Spiritual journeys often accompany physical travel. In fact, sometimes the whole reason for travel to a strange place is the spiritual journey. There is no place stranger than New Orleans at Mardi Gras and no venue less likely for a spiritual journey.
A weird collection of symptoms appeared a few days before leaving. I had done something to my half-century old shoulder, a flu was coming on and, at the beginning of February in New England, I had sunburn - invisible sunburn.
New Orleans is unique, fascinating and irresistible, even without the sordid chaos of Mardi Gras. With the gigantic daily parades, drunken public nakedness and three-hundred Elvis impersonators on scooters, a vacation at Mardi Gras is a vacation from every bit of what one knows of as reality - including pain.

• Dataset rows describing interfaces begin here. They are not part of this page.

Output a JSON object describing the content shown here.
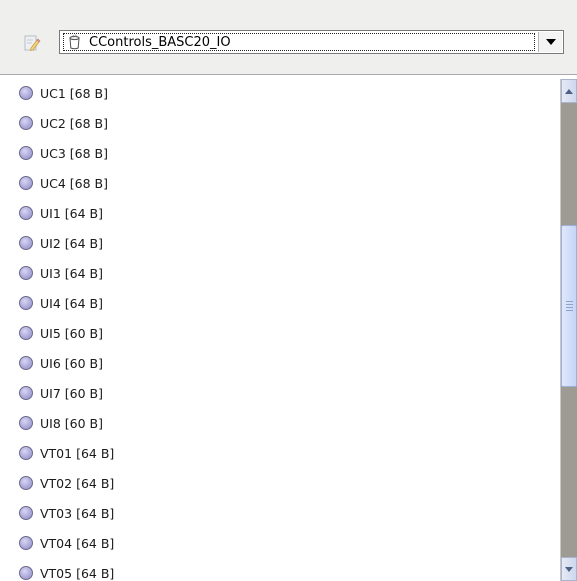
{
  "toolbar": {
    "edit_icon": "edit-pencil-icon",
    "combo": {
      "icon": "mug-icon",
      "selected_value": "CControls_BASC20_IO",
      "arrow_icon": "chevron-down-icon"
    }
  },
  "list": {
    "item_icon": "circle-bullet-icon",
    "items": [
      {
        "label": "UC1 [68 B]"
      },
      {
        "label": "UC2 [68 B]"
      },
      {
        "label": "UC3 [68 B]"
      },
      {
        "label": "UC4 [68 B]"
      },
      {
        "label": "UI1 [64 B]"
      },
      {
        "label": "UI2 [64 B]"
      },
      {
        "label": "UI3 [64 B]"
      },
      {
        "label": "UI4 [64 B]"
      },
      {
        "label": "UI5 [60 B]"
      },
      {
        "label": "UI6 [60 B]"
      },
      {
        "label": "UI7 [60 B]"
      },
      {
        "label": "UI8 [60 B]"
      },
      {
        "label": "VT01 [64 B]"
      },
      {
        "label": "VT02 [64 B]"
      },
      {
        "label": "VT03 [64 B]"
      },
      {
        "label": "VT04 [64 B]"
      },
      {
        "label": "VT05 [64 B]"
      }
    ]
  },
  "scrollbar": {
    "up_icon": "arrow-up-icon",
    "down_icon": "arrow-down-icon",
    "thumb_grip_icon": "grip-icon"
  },
  "colors": {
    "toolbar_bg": "#efefee",
    "scroll_track": "#9e9a94",
    "scroll_thumb": "#c6d5f7",
    "item_bullet": "#aeaadb"
  }
}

The constant, overwhelming input distracts from and mutes pain in much the way it distracts from and mutes sanity.
We walked for miles, stayed up all night, drank too much, did it again and by the third day, reality struck. My skin was on fire, every joint was screaming. A large blister had appeared on the bottom of my left foot. I’d foregone sleep, poisoned myself in numerous ways and left my brain at the door. The only thing that quelled the agony was a hot bath.
My friend had a date (either with a guy who works in the Mayor's office or a Tasmanian real-estate tycoon). My plan was to lie in a prone position and moan. It occurred to me, in the bath, that if one must lie in a prone position and moan, one might as well do it in a hot tub and that there must be a hot tub somewhere in New Orleans.
East of the Quarter, east of the jazz clubs, where the hipsters and the street musicians live, nestled among warehouses and little bungalows is an old mansion that’s been converted into a restaurant. It has a hot tub – and scotch.
As I went through their website with my friend, some things became apparent. The pool and hot tub were clothing optional. A giant rainbow flag indicated that it was a gay bar. Gay bars in the South are oases in a dessert of intolerance and draw a more diverse clientele than gay bars elsewhere. They'd be better called 'bars where all are welcome.' But on that night, in this gay bar, it was Ladies Night. I felt invisible forces at work.
A mixed crowd filled the pool and I got involved in a conversation with two young women about neo-feminism. Neo-feminism is probably best described by the Bourbon St. balcony full of women in their forties, all wearing matching faux-topless print t-shirts, tossing beads to young men who flashed them. Gender equality has arrived and that's what it looks like.
At last call, the 26 year old woman I had been talking with gave me a hug – a naked in a hot tub in a gay bar in New Orleans on Ladies Night hug. Decades of agnosticism came crashing down around me. Our clothing happened to be near one another's and, while I put on my socks and she patiently waiting for me to do so, I felt the presence of God. She gave me her number and I was no longer an atheist.
I went to a parade with her and some of her friends the next day, got to be the cool old guy and felt blessed by my new found God. Physically, I felt awful but at the same time, felt nothing wrong at all. I was due to come back to CT the next day but God dumped three and a half feet of snow on my house, stranding me in New Orleans. I went to sleep knowing that God loved me.
Apparently, chicken pox does not die or go away but rather goes dormant and lives in the nerve endings for decades until something causes it to wake up. God woke the chicken pox and I woke with shingles. Dreams of licentious carnality with a woman half my age faded into two days of curled fetal agony. I went to Mardi Gras an atheist and came back knowing that there is a God and that she hates me. For, in my house, under the snow, my ex-wife was fulfilling her part of our cat-sitting arrangement. We were stuck there together for three days with God’s laughter as background music.